Over my professional life, I’ve been on both sides of the fence: charge a rate for my services, or pay a rate for someone else’s services.
So like everyone else, I’ve had to decide what I was worth (sometimes even on the spot, which is NOT recommended…), and also decide what someone else was worth. It ain’t easy because it is very subjective. To make it easier, some people look at industry rates, to… standardize. But that is not necessarily good: by definition “industry” refers to somewhat large scale sampling, with attributes evened out or simplified. Yes, there is a need for that. BUT, there is also a need for considering each single decision/context/contract/hire: what is the value I am offering/looking for?
Because ultimately we are talking about people who are going to get paid for specific work, and because it [too] often creates tension/noise once we get into it, I recently have been trying to think a bit more about it, to hopefully make it easier, and fairer, somehow. And I hope I will generate some discussion and… make the world a better place, one person at a time. 😉
Side note: some organization have decide to open the books, at least internally, to let everyone know how much everyone is getting… (see Happy Manifesto, p. 68 “Make salaries open”): the result? Very positive! (…supposedly).
So… here are my thoughts, and back to my initial question: what’s in a rate?
Yes, there are the standard attributes: education, skills set and experience. But is that it? Certainly not. What about specialties? What about other skills not necessarily [directly] required, but could very much be beneficial for the job? What about professionalism? Mindset (agility, creativity…)?
Yes, there are plenty of things to consider, not to mention the so-called “millennials”, which, I’ve been told, are changing the world! Don’t get me wrong: I love working with everyone, and especially those that want things to move fast, including millennials.
Side note: yes, I know. Millennials are different. I was too when I showed up on the marketplace. Every generation is different… from the previous one. The millennials are probably somewhat different than previous new generations, because of the technologies, [and how they were raised]… Here’s a good piece on the topic: why everyone is wrong about working with millennials.
Back to the rate question: Wouldn’t it be great if we had a machine, or app, that scans the service offerer’s thumb [or retina], then the service requester’s, computes a bit, and then and bang!, displays the fairest rate???
Sure.

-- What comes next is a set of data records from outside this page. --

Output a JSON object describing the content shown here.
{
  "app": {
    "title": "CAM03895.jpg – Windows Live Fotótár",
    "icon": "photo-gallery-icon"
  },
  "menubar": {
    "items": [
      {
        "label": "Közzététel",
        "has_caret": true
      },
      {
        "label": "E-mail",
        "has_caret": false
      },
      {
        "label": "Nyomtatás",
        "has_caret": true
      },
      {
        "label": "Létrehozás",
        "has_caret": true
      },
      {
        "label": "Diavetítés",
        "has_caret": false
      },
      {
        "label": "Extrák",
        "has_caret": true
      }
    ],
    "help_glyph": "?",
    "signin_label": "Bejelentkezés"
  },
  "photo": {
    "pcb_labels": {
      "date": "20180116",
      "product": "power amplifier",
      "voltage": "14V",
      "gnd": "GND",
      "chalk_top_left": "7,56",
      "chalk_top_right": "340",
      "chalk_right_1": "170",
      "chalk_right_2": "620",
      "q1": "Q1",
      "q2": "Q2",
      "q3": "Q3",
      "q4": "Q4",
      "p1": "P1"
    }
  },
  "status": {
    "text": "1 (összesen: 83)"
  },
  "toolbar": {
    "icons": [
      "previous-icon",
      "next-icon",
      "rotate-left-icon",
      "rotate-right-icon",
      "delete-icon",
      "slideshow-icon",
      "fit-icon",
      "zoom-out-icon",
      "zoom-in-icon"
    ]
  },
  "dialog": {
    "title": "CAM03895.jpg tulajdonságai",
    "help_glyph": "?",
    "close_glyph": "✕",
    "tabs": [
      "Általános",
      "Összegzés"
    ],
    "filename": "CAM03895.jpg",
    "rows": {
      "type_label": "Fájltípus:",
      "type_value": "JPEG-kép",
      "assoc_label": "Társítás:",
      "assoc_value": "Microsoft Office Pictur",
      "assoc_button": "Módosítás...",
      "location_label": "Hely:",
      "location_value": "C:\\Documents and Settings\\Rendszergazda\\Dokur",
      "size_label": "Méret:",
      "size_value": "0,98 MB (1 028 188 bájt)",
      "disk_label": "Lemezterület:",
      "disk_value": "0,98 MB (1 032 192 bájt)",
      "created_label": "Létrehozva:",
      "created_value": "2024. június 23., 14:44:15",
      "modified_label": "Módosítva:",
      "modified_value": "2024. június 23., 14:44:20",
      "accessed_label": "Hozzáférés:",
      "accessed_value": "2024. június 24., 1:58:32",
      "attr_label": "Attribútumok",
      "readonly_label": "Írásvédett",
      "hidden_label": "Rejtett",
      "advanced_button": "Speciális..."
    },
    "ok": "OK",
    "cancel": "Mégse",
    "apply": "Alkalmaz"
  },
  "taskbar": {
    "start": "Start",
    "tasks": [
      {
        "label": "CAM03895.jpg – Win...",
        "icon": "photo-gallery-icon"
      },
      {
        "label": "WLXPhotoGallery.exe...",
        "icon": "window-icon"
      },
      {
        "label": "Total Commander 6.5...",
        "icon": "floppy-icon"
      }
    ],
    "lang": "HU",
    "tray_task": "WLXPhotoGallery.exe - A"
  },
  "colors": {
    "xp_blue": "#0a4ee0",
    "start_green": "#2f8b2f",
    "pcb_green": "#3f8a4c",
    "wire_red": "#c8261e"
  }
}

But… it ain’t gonna happen any time soon.
Let’s go back to the rate’s dimensions I mentioned before, and break them down a bit:

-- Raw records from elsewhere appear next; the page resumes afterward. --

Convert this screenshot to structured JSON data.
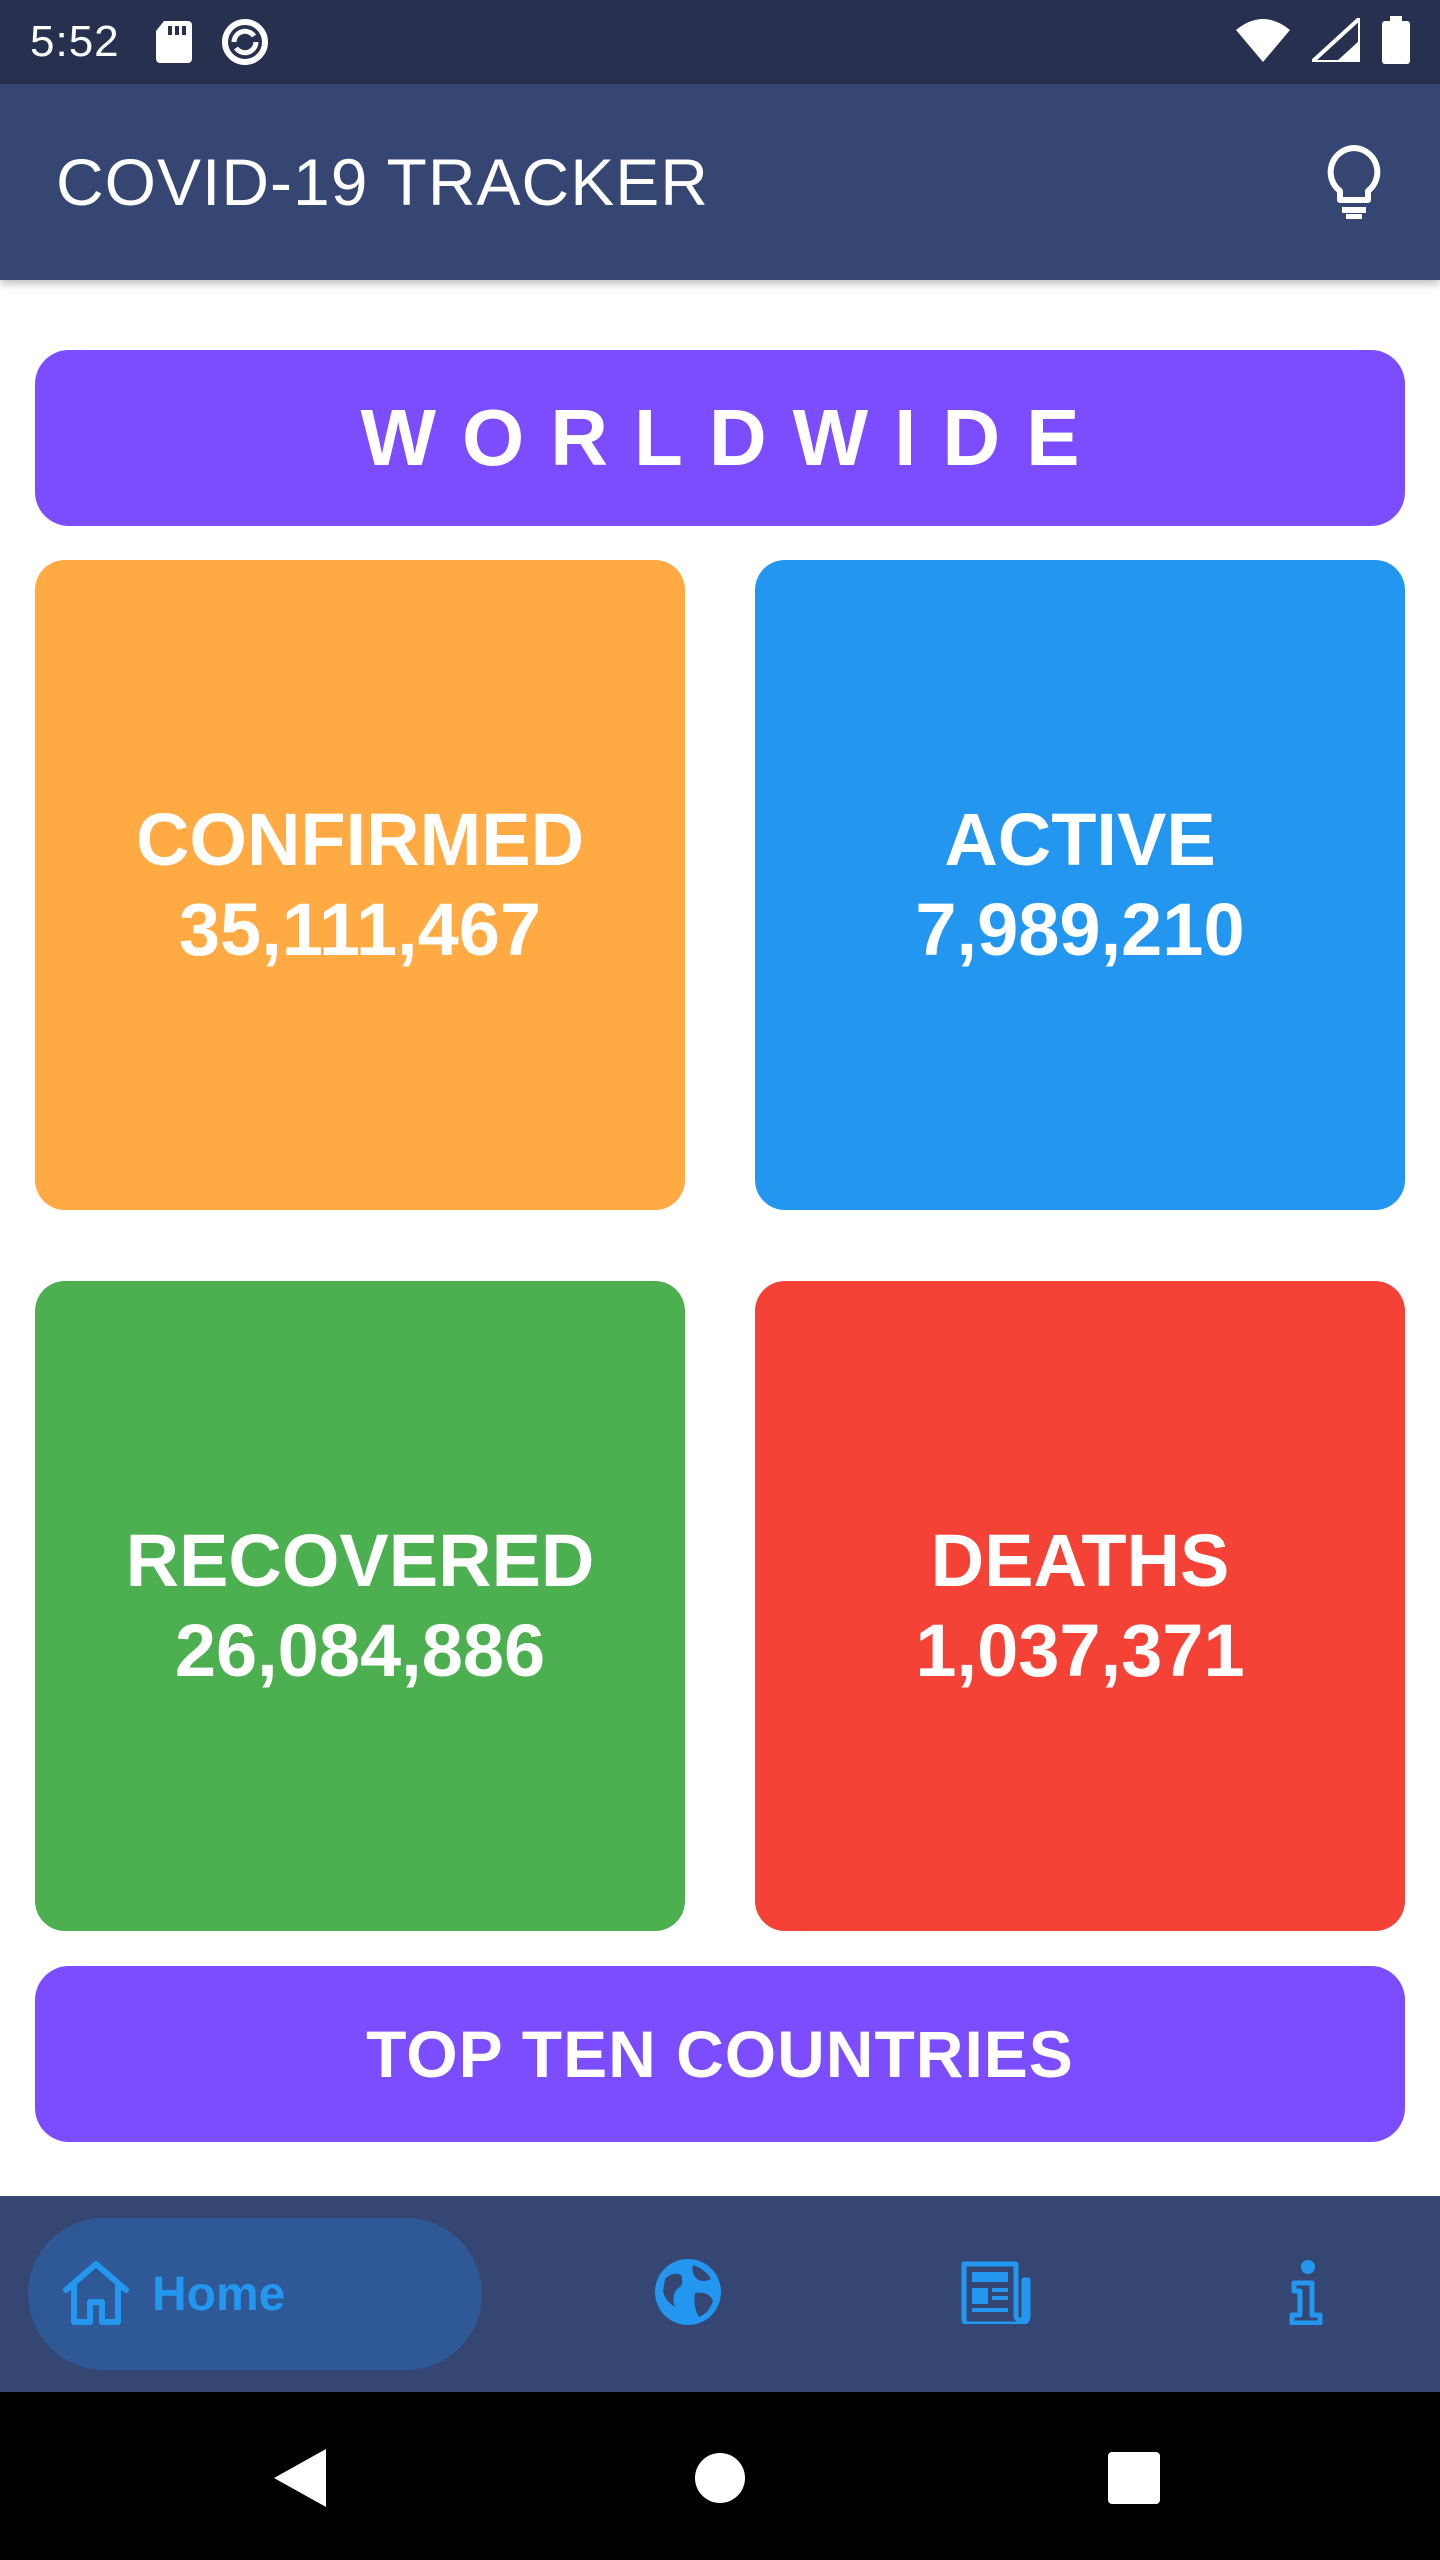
{
  "status_bar": {
    "time": "5:52",
    "icons": [
      "sd-card-icon",
      "sync-icon",
      "wifi-icon",
      "signal-icon",
      "battery-icon"
    ]
  },
  "app_bar": {
    "title": "COVID-19 TRACKER",
    "action_icon": "lightbulb-icon"
  },
  "main": {
    "header": "WORLDWIDE",
    "stats": [
      {
        "label": "CONFIRMED",
        "value": "35,111,467",
        "color": "#ffaa42"
      },
      {
        "label": "ACTIVE",
        "value": "7,989,210",
        "color": "#2396f0"
      },
      {
        "label": "RECOVERED",
        "value": "26,084,886",
        "color": "#4caf50"
      },
      {
        "label": "DEATHS",
        "value": "1,037,371",
        "color": "#f44336"
      }
    ],
    "top_ten_button": "TOP TEN COUNTRIES"
  },
  "bottom_nav": {
    "items": [
      {
        "label": "Home",
        "icon": "home-icon",
        "selected": true
      },
      {
        "label": "",
        "icon": "globe-icon",
        "selected": false
      },
      {
        "label": "",
        "icon": "newspaper-icon",
        "selected": false
      },
      {
        "label": "",
        "icon": "info-icon",
        "selected": false
      }
    ]
  },
  "colors": {
    "status_bar": "#27314f",
    "app_bar": "#364673",
    "accent_purple": "#7c4dff",
    "nav_selected": "#2396f0"
  }
}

- Skills set – Specifically those requested + others that may be beneficial
- learned thru education
- learned thru application in real-world context
- learned socially (check out interesting inputs from Julian Stodd on that topic…)
- Quality of output (including attention to detail!)
- Honesty (say when you can’t do something… capable of asking for help)
- Agility (don’t get stuck, open to learn new things – even on their own dime…)
- Creativity (openness, stepping back, investigate, etc.)
- Drive (the positive one, not negative of course)
- Team-oriented, for the benefit of all
- Personal, to surpass one self
Let’s be clear: I am NOT saying everyone should have ALL of that! I’m just saying there is more to consider than the basics.
To illustrate the variance that exists amongst people, consider the following illustration, which shows different people, differently “equipped’ who could potentially do the same job, at the [fairly] same quality, thus the same value ($$$):
So if the above is true, how can we fairly evaluate these people???
Could this constitute a new resource criteria grid? Is it too “soft”? Could it be graded (not to say rated)?
Finally, whatever the criteria is… an important key aspect to keep in mind: the expectations need to be CLEAR!!! …on BOTH SIDES!!!! 🙂
More to think about…